So, here we are. Rauner vetoed most of the budget sent to him by the Democratic-controlled legislature, saying it was unconstitutionally out of balance by more than $3 billion. Rather than simply raise taxes to fill the gap, Rauner wants changes to workers' compensation laws and civil lawsuits favored by the business community. He also wants a property tax freeze, term limits and a new way of drawing the state's political maps.
Madigan has essentially said the budget should have been signed, with the two sides working to close the gap later. Even removing politics from this discussion, there is not a balanced budget in play anywhere.
The Illinois Policy Institute has brought up an interesting point about the General Assembly’s regard for the constitution. Diana Rickert, vice president of communications, said, “A few months ago, lawmakers threw up their hands and said pension reform is dead because the constitution says they can't change benefits. But now many of the same guys turn around and send the governor an unbalanced budget, ignoring this constitutional requirement.”
Almost every state has public budget hearings, negotiations over spending and compromises made to reach a point where spending equals available revenue. Sadly, that’s not the case in Illinois, where bloated budgets are approved and everyone just ... leaves.

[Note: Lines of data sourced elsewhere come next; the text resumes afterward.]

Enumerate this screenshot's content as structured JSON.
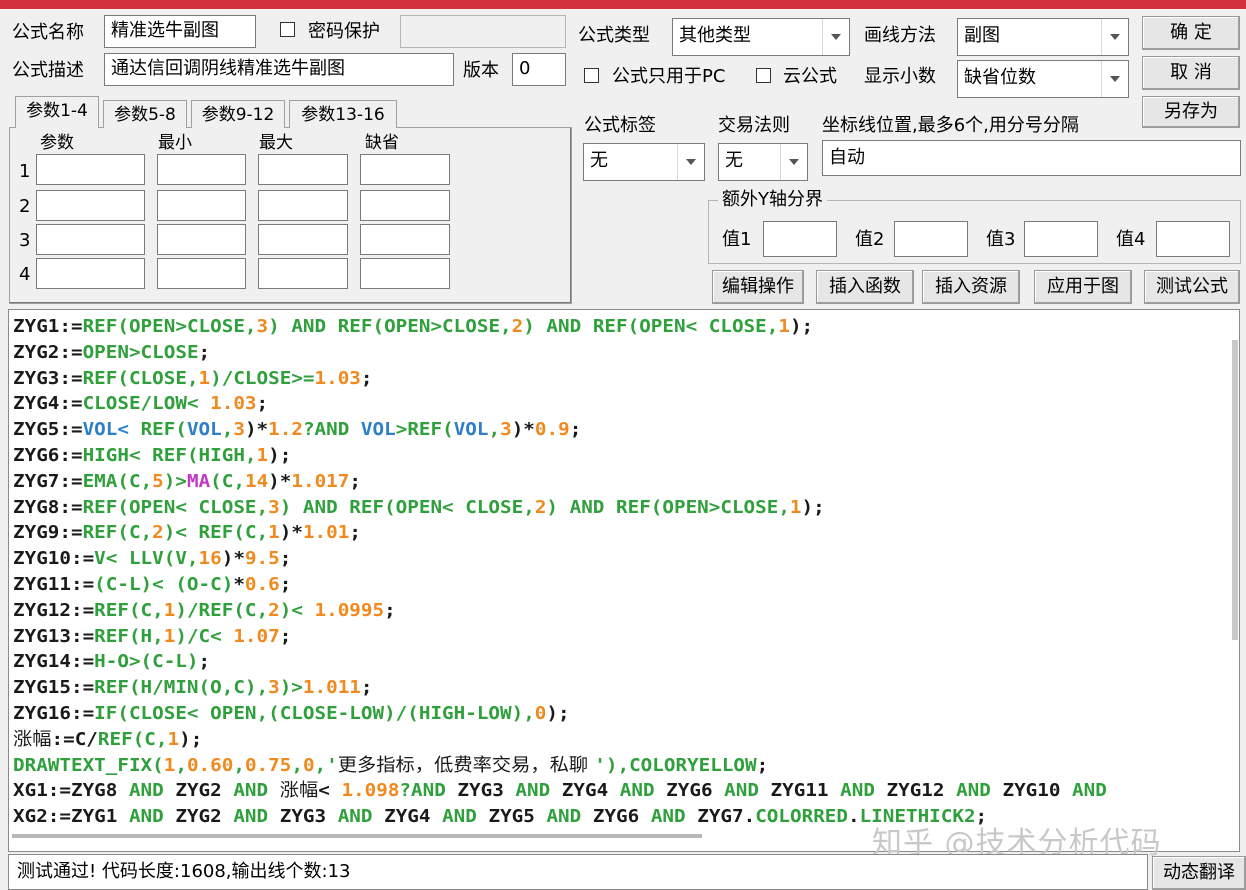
{
  "header": {
    "name_label": "公式名称",
    "name_value": "精准选牛副图",
    "password_label": "密码保护",
    "password_value": "",
    "desc_label": "公式描述",
    "desc_value": "通达信回调阴线精准选牛副图",
    "version_label": "版本",
    "version_value": "0",
    "type_label": "公式类型",
    "type_value": "其他类型",
    "draw_label": "画线方法",
    "draw_value": "副图",
    "pc_only_label": "公式只用于PC",
    "cloud_label": "云公式",
    "decimal_label": "显示小数",
    "decimal_value": "缺省位数"
  },
  "buttons": {
    "ok": "确  定",
    "cancel": "取  消",
    "save_as": "另存为",
    "edit_ops": "编辑操作",
    "insert_func": "插入函数",
    "insert_res": "插入资源",
    "apply_chart": "应用于图",
    "test_formula": "测试公式",
    "dynamic_translate": "动态翻译"
  },
  "tabs": [
    "参数1-4",
    "参数5-8",
    "参数9-12",
    "参数13-16"
  ],
  "params": {
    "headers": [
      "参数",
      "最小",
      "最大",
      "缺省"
    ],
    "rows": [
      "1",
      "2",
      "3",
      "4"
    ]
  },
  "tagging": {
    "tag_label": "公式标签",
    "tag_value": "无",
    "rule_label": "交易法则",
    "rule_value": "无",
    "coord_label": "坐标线位置,最多6个,用分号分隔",
    "coord_value": "自动"
  },
  "yaxis": {
    "group_label": "额外Y轴分界",
    "v1": "值1",
    "v2": "值2",
    "v3": "值3",
    "v4": "值4"
  },
  "code_lines": [
    [
      [
        "k",
        "ZYG1:="
      ],
      [
        "f",
        "REF(OPEN>CLOSE,"
      ],
      [
        "n",
        "3"
      ],
      [
        "f",
        ") AND REF(OPEN>CLOSE,"
      ],
      [
        "n",
        "2"
      ],
      [
        "f",
        ") AND REF(OPEN< CLOSE,"
      ],
      [
        "n",
        "1"
      ],
      [
        "k",
        ");"
      ]
    ],
    [
      [
        "k",
        "ZYG2:="
      ],
      [
        "f",
        "OPEN>CLOSE"
      ],
      [
        "k",
        ";"
      ]
    ],
    [
      [
        "k",
        "ZYG3:="
      ],
      [
        "f",
        "REF(CLOSE,"
      ],
      [
        "n",
        "1"
      ],
      [
        "f",
        ")/CLOSE>="
      ],
      [
        "n",
        "1.03"
      ],
      [
        "k",
        ";"
      ]
    ],
    [
      [
        "k",
        "ZYG4:="
      ],
      [
        "f",
        "CLOSE/LOW< "
      ],
      [
        "n",
        "1.03"
      ],
      [
        "k",
        ";"
      ]
    ],
    [
      [
        "k",
        "ZYG5:="
      ],
      [
        "b",
        "VOL< "
      ],
      [
        "f",
        "REF("
      ],
      [
        "b",
        "VOL"
      ],
      [
        "f",
        ","
      ],
      [
        "n",
        "3"
      ],
      [
        "k",
        ")*"
      ],
      [
        "n",
        "1.2"
      ],
      [
        "f",
        "?AND "
      ],
      [
        "b",
        "VOL"
      ],
      [
        "f",
        ">REF("
      ],
      [
        "b",
        "VOL"
      ],
      [
        "f",
        ","
      ],
      [
        "n",
        "3"
      ],
      [
        "k",
        ")*"
      ],
      [
        "n",
        "0.9"
      ],
      [
        "k",
        ";"
      ]
    ],
    [
      [
        "k",
        "ZYG6:="
      ],
      [
        "f",
        "HIGH< REF(HIGH,"
      ],
      [
        "n",
        "1"
      ],
      [
        "k",
        ");"
      ]
    ],
    [
      [
        "k",
        "ZYG7:="
      ],
      [
        "f",
        "EMA(C,"
      ],
      [
        "n",
        "5"
      ],
      [
        "f",
        ")>"
      ],
      [
        "m",
        "MA"
      ],
      [
        "f",
        "(C,"
      ],
      [
        "n",
        "14"
      ],
      [
        "k",
        ")*"
      ],
      [
        "n",
        "1.017"
      ],
      [
        "k",
        ";"
      ]
    ],
    [
      [
        "k",
        "ZYG8:="
      ],
      [
        "f",
        "REF(OPEN< CLOSE,"
      ],
      [
        "n",
        "3"
      ],
      [
        "f",
        ") AND REF(OPEN< CLOSE,"
      ],
      [
        "n",
        "2"
      ],
      [
        "f",
        ") AND REF(OPEN>CLOSE,"
      ],
      [
        "n",
        "1"
      ],
      [
        "k",
        ");"
      ]
    ],
    [
      [
        "k",
        "ZYG9:="
      ],
      [
        "f",
        "REF(C,"
      ],
      [
        "n",
        "2"
      ],
      [
        "f",
        ")< REF(C,"
      ],
      [
        "n",
        "1"
      ],
      [
        "k",
        ")*"
      ],
      [
        "n",
        "1.01"
      ],
      [
        "k",
        ";"
      ]
    ],
    [
      [
        "k",
        "ZYG10:="
      ],
      [
        "f",
        "V< LLV(V,"
      ],
      [
        "n",
        "16"
      ],
      [
        "k",
        ")*"
      ],
      [
        "n",
        "9.5"
      ],
      [
        "k",
        ";"
      ]
    ],
    [
      [
        "k",
        "ZYG11:="
      ],
      [
        "f",
        "(C-L)< (O-C)"
      ],
      [
        "k",
        "*"
      ],
      [
        "n",
        "0.6"
      ],
      [
        "k",
        ";"
      ]
    ],
    [
      [
        "k",
        "ZYG12:="
      ],
      [
        "f",
        "REF(C,"
      ],
      [
        "n",
        "1"
      ],
      [
        "f",
        ")/REF(C,"
      ],
      [
        "n",
        "2"
      ],
      [
        "f",
        ")< "
      ],
      [
        "n",
        "1.0995"
      ],
      [
        "k",
        ";"
      ]
    ],
    [
      [
        "k",
        "ZYG13:="
      ],
      [
        "f",
        "REF(H,"
      ],
      [
        "n",
        "1"
      ],
      [
        "f",
        ")/C< "
      ],
      [
        "n",
        "1.07"
      ],
      [
        "k",
        ";"
      ]
    ],
    [
      [
        "k",
        "ZYG14:="
      ],
      [
        "f",
        "H-O>(C-L)"
      ],
      [
        "k",
        ";"
      ]
    ],
    [
      [
        "k",
        "ZYG15:="
      ],
      [
        "f",
        "REF(H/MIN(O,C),"
      ],
      [
        "n",
        "3"
      ],
      [
        "f",
        ")>"
      ],
      [
        "n",
        "1.011"
      ],
      [
        "k",
        ";"
      ]
    ],
    [
      [
        "k",
        "ZYG16:="
      ],
      [
        "f",
        "IF(CLOSE< OPEN,(CLOSE-LOW)/(HIGH-LOW),"
      ],
      [
        "n",
        "0"
      ],
      [
        "k",
        ");"
      ]
    ],
    [
      [
        "s",
        "涨幅"
      ],
      [
        "k",
        ":=C/"
      ],
      [
        "f",
        "REF(C,"
      ],
      [
        "n",
        "1"
      ],
      [
        "k",
        ");"
      ]
    ],
    [
      [
        "f",
        "DRAWTEXT_FIX("
      ],
      [
        "n",
        "1"
      ],
      [
        "f",
        ","
      ],
      [
        "n",
        "0.60"
      ],
      [
        "f",
        ","
      ],
      [
        "n",
        "0.75"
      ],
      [
        "f",
        ","
      ],
      [
        "n",
        "0"
      ],
      [
        "f",
        ",'"
      ],
      [
        "s",
        "更多指标，低费率交易，私聊 "
      ],
      [
        "f",
        "'),COLORYELLOW"
      ],
      [
        "k",
        ";"
      ]
    ],
    [
      [
        "k",
        "XG1:=ZYG8 "
      ],
      [
        "f",
        "AND"
      ],
      [
        "k",
        " ZYG2 "
      ],
      [
        "f",
        "AND"
      ],
      [
        "k",
        " "
      ],
      [
        "s",
        "涨幅"
      ],
      [
        "k",
        "< "
      ],
      [
        "n",
        "1.098"
      ],
      [
        "f",
        "?AND"
      ],
      [
        "k",
        " ZYG3 "
      ],
      [
        "f",
        "AND"
      ],
      [
        "k",
        " ZYG4 "
      ],
      [
        "f",
        "AND"
      ],
      [
        "k",
        " ZYG6 "
      ],
      [
        "f",
        "AND"
      ],
      [
        "k",
        " ZYG11 "
      ],
      [
        "f",
        "AND"
      ],
      [
        "k",
        " ZYG12 "
      ],
      [
        "f",
        "AND"
      ],
      [
        "k",
        " ZYG10 "
      ],
      [
        "f",
        "AND"
      ]
    ],
    [
      [
        "k",
        "XG2:=ZYG1 "
      ],
      [
        "f",
        "AND"
      ],
      [
        "k",
        " ZYG2 "
      ],
      [
        "f",
        "AND"
      ],
      [
        "k",
        " ZYG3 "
      ],
      [
        "f",
        "AND"
      ],
      [
        "k",
        " ZYG4 "
      ],
      [
        "f",
        "AND"
      ],
      [
        "k",
        " ZYG5 "
      ],
      [
        "f",
        "AND"
      ],
      [
        "k",
        " ZYG6 "
      ],
      [
        "f",
        "AND"
      ],
      [
        "k",
        " ZYG7."
      ],
      [
        "f",
        "COLORRED"
      ],
      [
        "k",
        "."
      ],
      [
        "f",
        "LINETHICK2"
      ],
      [
        "k",
        ";"
      ]
    ]
  ],
  "status": {
    "text": "测试通过! 代码长度:1608,输出线个数:13"
  },
  "watermark": "知乎 @技术分析代码"
}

This year, with Rauner in office, that dynamic has changed. The best scenario is for everyone to gather in a room, make difficult choices, and present Illinoisans something they haven’t seen in more than a decade: a balanced budget.